__EXERCISE DIRECTIONS__. Could you return the entire listing below exactly as written?
_ _ _ _
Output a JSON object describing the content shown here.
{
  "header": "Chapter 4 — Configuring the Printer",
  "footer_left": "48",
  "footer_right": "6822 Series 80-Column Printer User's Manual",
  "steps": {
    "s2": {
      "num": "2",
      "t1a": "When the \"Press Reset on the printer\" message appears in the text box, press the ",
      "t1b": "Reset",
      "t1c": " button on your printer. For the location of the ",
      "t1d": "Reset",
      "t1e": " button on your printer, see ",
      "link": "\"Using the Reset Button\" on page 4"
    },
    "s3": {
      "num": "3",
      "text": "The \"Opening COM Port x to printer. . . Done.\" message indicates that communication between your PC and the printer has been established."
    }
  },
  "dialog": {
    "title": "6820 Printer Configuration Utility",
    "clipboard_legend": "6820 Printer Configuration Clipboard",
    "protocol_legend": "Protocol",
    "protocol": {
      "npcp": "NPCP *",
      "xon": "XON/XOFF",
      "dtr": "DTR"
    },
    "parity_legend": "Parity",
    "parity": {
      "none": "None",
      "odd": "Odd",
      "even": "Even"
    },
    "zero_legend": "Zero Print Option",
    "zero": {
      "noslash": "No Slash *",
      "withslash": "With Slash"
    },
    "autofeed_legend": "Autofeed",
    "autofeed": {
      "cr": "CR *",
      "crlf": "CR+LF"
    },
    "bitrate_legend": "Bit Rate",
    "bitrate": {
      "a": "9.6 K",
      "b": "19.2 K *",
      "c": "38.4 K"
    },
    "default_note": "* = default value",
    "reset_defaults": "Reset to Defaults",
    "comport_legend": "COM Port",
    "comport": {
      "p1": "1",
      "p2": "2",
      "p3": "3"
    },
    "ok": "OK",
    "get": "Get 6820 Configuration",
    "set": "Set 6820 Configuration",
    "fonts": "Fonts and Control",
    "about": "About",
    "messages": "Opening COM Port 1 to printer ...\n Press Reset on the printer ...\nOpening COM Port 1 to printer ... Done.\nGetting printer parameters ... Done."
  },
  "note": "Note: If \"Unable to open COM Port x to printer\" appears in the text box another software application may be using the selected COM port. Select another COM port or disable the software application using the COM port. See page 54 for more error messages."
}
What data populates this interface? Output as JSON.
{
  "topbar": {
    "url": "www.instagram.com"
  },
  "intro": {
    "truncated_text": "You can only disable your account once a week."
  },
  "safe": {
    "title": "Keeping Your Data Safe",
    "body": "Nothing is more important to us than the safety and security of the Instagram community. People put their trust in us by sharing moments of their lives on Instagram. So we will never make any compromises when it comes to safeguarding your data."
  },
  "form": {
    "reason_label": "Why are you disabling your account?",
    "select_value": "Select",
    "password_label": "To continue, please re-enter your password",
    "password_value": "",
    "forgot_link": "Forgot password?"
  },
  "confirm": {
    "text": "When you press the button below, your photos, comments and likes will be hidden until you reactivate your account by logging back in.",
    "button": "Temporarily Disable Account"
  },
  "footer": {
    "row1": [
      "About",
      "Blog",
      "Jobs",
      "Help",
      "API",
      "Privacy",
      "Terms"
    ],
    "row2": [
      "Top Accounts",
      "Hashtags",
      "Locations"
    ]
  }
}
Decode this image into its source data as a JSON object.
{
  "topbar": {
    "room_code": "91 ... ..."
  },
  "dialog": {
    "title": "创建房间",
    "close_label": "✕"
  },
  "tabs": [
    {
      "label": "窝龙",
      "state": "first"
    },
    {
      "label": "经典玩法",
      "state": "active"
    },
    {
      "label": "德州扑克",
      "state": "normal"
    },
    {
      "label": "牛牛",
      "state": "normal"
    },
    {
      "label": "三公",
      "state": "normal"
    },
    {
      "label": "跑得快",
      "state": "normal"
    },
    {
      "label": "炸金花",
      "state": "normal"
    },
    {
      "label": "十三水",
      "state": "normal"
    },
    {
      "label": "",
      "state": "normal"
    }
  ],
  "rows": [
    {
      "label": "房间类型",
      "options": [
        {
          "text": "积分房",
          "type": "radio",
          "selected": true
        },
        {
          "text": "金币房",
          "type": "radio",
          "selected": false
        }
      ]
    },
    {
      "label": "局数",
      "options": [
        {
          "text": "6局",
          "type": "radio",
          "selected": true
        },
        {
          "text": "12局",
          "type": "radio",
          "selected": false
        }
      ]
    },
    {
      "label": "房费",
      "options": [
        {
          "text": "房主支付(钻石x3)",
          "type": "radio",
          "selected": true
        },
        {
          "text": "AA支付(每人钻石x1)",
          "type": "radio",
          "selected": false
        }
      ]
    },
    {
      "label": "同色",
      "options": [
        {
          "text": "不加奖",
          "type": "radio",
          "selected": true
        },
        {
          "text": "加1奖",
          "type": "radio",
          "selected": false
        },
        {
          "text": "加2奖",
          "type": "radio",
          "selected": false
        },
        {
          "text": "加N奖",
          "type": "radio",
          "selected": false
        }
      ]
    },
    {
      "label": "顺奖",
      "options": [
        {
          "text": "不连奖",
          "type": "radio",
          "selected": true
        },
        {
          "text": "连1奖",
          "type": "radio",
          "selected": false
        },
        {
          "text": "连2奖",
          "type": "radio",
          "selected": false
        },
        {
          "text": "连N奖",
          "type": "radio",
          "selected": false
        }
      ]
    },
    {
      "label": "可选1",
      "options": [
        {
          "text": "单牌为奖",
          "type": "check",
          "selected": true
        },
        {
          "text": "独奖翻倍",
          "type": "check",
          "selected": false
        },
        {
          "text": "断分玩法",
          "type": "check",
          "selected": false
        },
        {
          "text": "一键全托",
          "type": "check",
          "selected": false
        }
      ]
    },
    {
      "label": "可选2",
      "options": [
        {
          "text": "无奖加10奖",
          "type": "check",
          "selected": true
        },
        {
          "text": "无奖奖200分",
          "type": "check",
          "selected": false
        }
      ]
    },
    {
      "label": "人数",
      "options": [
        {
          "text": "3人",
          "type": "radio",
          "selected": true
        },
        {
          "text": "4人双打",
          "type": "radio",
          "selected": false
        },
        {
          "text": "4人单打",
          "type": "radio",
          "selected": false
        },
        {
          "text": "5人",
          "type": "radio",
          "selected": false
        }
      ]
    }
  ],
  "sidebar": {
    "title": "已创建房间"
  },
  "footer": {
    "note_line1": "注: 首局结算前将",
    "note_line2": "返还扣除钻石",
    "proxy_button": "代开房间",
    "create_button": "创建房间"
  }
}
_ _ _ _
__PROBLEM SOLUTION__.
Output a JSON object describing the content shown here.
{
  "header": "Chapter 4 — Configuring the Printer",
  "footer_left": "48",
  "footer_right": "6822 Series 80-Column Printer User's Manual",
  "steps": {
    "s2": {
      "num": "2",
      "t1a": "When the \"Press Reset on the printer\" message appears in the text box, press the ",
      "t1b": "Reset",
      "t1c": " button on your printer. For the location of the ",
      "t1d": "Reset",
      "t1e": " button on your printer, see ",
      "link": "\"Using the Reset Button\" on page 4"
    },
    "s3": {
      "num": "3",
      "text": "The \"Opening COM Port x to printer. . . Done.\" message indicates that communication between your PC and the printer has been established."
    }
  },
  "dialog": {
    "title": "6820 Printer Configuration Utility",
    "clipboard_legend": "6820 Printer Configuration Clipboard",
    "protocol_legend": "Protocol",
    "protocol": {
      "npcp": "NPCP *",
      "xon": "XON/XOFF",
      "dtr": "DTR"
    },
    "parity_legend": "Parity",
    "parity": {
      "none": "None",
      "odd": "Odd",
      "even": "Even"
    },
    "zero_legend": "Zero Print Option",
    "zero": {
      "noslash": "No Slash *",
      "withslash": "With Slash"
    },
    "autofeed_legend": "Autofeed",
    "autofeed": {
      "cr": "CR *",
      "crlf": "CR+LF"
    },
    "bitrate_legend": "Bit Rate",
    "bitrate": {
      "a": "9.6 K",
      "b": "19.2 K *",
      "c": "38.4 K"
    },
    "default_note": "* = default value",
    "reset_defaults": "Reset to Defaults",
    "comport_legend": "COM Port",
    "comport": {
      "p1": "1",
      "p2": "2",
      "p3": "3"
    },
    "ok": "OK",
    "get": "Get 6820 Configuration",
    "set": "Set 6820 Configuration",
    "fonts": "Fonts and Control",
    "about": "About",
    "messages": "Opening COM Port 1 to printer ...\n Press Reset on the printer ...\nOpening COM Port 1 to printer ... Done.\nGetting printer parameters ... Done."
  },
  "note": "Note: If \"Unable to open COM Port x to printer\" appears in the text box another software application may be using the selected COM port. Select another COM port or disable the software application using the COM port. See page 54 for more error messages."
}
What data populates this interface? Output as JSON.
{
  "topbar": {
    "url": "www.instagram.com"
  },
  "intro": {
    "truncated_text": "You can only disable your account once a week."
  },
  "safe": {
    "title": "Keeping Your Data Safe",
    "body": "Nothing is more important to us than the safety and security of the Instagram community. People put their trust in us by sharing moments of their lives on Instagram. So we will never make any compromises when it comes to safeguarding your data."
  },
  "form": {
    "reason_label": "Why are you disabling your account?",
    "select_value": "Select",
    "password_label": "To continue, please re-enter your password",
    "password_value": "",
    "forgot_link": "Forgot password?"
  },
  "confirm": {
    "text": "When you press the button below, your photos, comments and likes will be hidden until you reactivate your account by logging back in.",
    "button": "Temporarily Disable Account"
  },
  "footer": {
    "row1": [
      "About",
      "Blog",
      "Jobs",
      "Help",
      "API",
      "Privacy",
      "Terms"
    ],
    "row2": [
      "Top Accounts",
      "Hashtags",
      "Locations"
    ]
  }
}
Decode this image into its source data as a JSON object.
{
  "topbar": {
    "room_code": "91 ... ..."
  },
  "dialog": {
    "title": "创建房间",
    "close_label": "✕"
  },
  "tabs": [
    {
      "label": "窝龙",
      "state": "first"
    },
    {
      "label": "经典玩法",
      "state": "active"
    },
    {
      "label": "德州扑克",
      "state": "normal"
    },
    {
      "label": "牛牛",
      "state": "normal"
    },
    {
      "label": "三公",
      "state": "normal"
    },
    {
      "label": "跑得快",
      "state": "normal"
    },
    {
      "label": "炸金花",
      "state": "normal"
    },
    {
      "label": "十三水",
      "state": "normal"
    },
    {
      "label": "",
      "state": "normal"
    }
  ],
  "rows": [
    {
      "label": "房间类型",
      "options": [
        {
          "text": "积分房",
          "type": "radio",
          "selected": true
        },
        {
          "text": "金币房",
          "type": "radio",
          "selected": false
        }
      ]
    },
    {
      "label": "局数",
      "options": [
        {
          "text": "6局",
          "type": "radio",
          "selected": true
        },
        {
          "text": "12局",
          "type": "radio",
          "selected": false
        }
      ]
    },
    {
      "label": "房费",
      "options": [
        {
          "text": "房主支付(钻石x3)",
          "type": "radio",
          "selected": true
        },
        {
          "text": "AA支付(每人钻石x1)",
          "type": "radio",
          "selected": false
        }
      ]
    },
    {
      "label": "同色",
      "options": [
        {
          "text": "不加奖",
          "type": "radio",
          "selected": true
        },
        {
          "text": "加1奖",
          "type": "radio",
          "selected": false
        },
        {
          "text": "加2奖",
          "type": "radio",
          "selected": false
        },
        {
          "text": "加N奖",
          "type": "radio",
          "selected": false
        }
      ]
    },
    {
      "label": "顺奖",
      "options": [
        {
          "text": "不连奖",
          "type": "radio",
          "selected": true
        },
        {
          "text": "连1奖",
          "type": "radio",
          "selected": false
        },
        {
          "text": "连2奖",
          "type": "radio",
          "selected": false
        },
        {
          "text": "连N奖",
          "type": "radio",
          "selected": false
        }
      ]
    },
    {
      "label": "可选1",
      "options": [
        {
          "text": "单牌为奖",
          "type": "check",
          "selected": true
        },
        {
          "text": "独奖翻倍",
          "type": "check",
          "selected": false
        },
        {
          "text": "断分玩法",
          "type": "check",
          "selected": false
        },
        {
          "text": "一键全托",
          "type": "check",
          "selected": false
        }
      ]
    },
    {
      "label": "可选2",
      "options": [
        {
          "text": "无奖加10奖",
          "type": "check",
          "selected": true
        },
        {
          "text": "无奖奖200分",
          "type": "check",
          "selected": false
        }
      ]
    },
    {
      "label": "人数",
      "options": [
        {
          "text": "3人",
          "type": "radio",
          "selected": true
        },
        {
          "text": "4人双打",
          "type": "radio",
          "selected": false
        },
        {
          "text": "4人单打",
          "type": "radio",
          "selected": false
        },
        {
          "text": "5人",
          "type": "radio",
          "selected": false
        }
      ]
    }
  ],
  "sidebar": {
    "title": "已创建房间"
  },
  "footer": {
    "note_line1": "注: 首局结算前将",
    "note_line2": "返还扣除钻石",
    "proxy_button": "代开房间",
    "create_button": "创建房间"
  }
}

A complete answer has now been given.